Show all lines of the listing that contain the word "icon".

= = = =

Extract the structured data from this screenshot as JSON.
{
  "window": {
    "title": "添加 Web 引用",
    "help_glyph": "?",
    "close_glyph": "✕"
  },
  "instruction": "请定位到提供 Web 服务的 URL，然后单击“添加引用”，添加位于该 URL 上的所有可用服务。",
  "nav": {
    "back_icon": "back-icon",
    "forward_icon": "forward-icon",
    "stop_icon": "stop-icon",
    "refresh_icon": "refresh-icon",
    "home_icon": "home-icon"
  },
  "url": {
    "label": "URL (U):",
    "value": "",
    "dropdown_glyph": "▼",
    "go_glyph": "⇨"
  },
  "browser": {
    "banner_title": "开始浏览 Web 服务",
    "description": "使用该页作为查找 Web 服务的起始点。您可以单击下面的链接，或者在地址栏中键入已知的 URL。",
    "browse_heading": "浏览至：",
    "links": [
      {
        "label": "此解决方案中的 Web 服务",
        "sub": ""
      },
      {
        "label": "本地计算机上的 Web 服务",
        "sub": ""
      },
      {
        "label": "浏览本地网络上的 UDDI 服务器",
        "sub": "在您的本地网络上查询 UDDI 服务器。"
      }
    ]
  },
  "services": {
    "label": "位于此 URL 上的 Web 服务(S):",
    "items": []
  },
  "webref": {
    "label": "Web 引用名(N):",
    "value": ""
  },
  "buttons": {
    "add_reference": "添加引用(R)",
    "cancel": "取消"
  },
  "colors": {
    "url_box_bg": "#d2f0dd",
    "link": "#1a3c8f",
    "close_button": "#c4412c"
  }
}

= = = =

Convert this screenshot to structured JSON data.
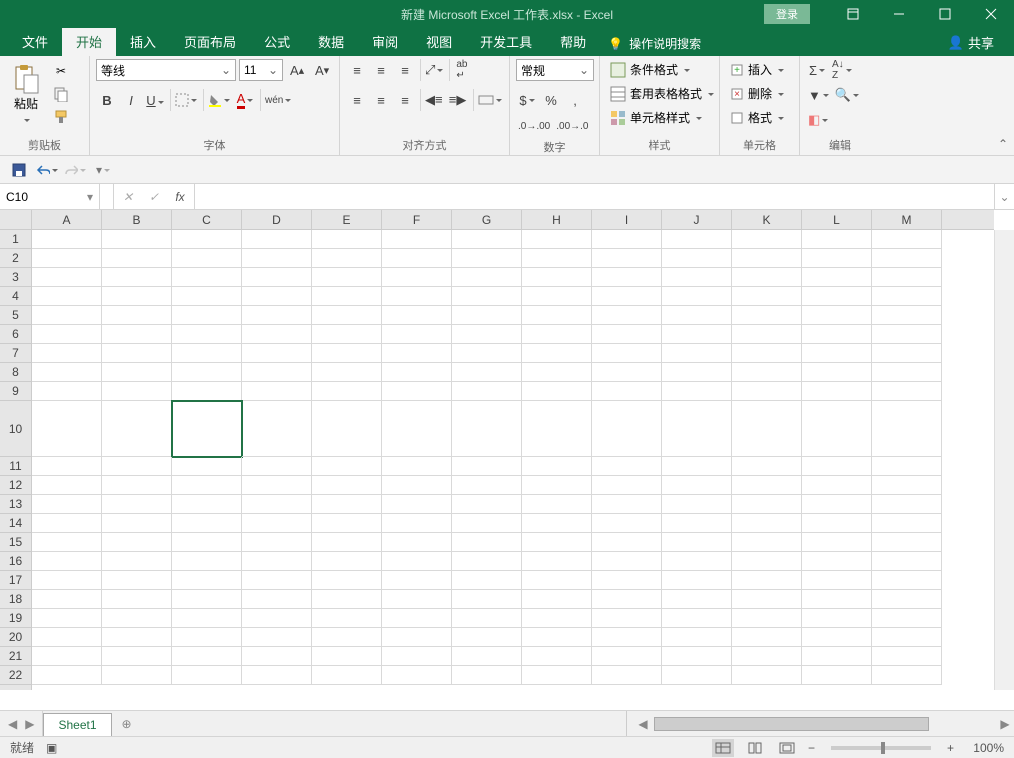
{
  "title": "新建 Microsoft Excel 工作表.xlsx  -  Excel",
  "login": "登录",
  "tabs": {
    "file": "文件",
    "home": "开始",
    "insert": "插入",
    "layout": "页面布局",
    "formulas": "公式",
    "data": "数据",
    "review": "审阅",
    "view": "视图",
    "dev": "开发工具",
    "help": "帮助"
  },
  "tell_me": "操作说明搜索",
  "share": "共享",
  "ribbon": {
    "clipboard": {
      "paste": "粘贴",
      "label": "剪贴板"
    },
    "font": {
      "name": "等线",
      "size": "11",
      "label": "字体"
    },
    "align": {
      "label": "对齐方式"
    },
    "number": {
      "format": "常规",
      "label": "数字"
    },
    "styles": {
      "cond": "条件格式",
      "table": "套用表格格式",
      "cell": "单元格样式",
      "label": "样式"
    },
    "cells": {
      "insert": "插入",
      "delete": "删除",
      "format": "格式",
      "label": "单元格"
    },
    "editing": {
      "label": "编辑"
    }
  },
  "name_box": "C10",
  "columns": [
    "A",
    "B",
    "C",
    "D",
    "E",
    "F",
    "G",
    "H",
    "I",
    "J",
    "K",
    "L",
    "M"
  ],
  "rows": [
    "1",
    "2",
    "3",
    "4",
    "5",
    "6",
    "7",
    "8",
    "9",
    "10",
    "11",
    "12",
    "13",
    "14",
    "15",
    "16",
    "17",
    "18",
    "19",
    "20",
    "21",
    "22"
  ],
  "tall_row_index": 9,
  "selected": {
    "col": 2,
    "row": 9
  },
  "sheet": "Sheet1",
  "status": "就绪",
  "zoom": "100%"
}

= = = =

## REPLY
    "back_icon": "back-icon",
    "forward_icon": "forward-icon",
    "stop_icon": "stop-icon",
    "refresh_icon": "refresh-icon",
    "home_icon": "home-icon"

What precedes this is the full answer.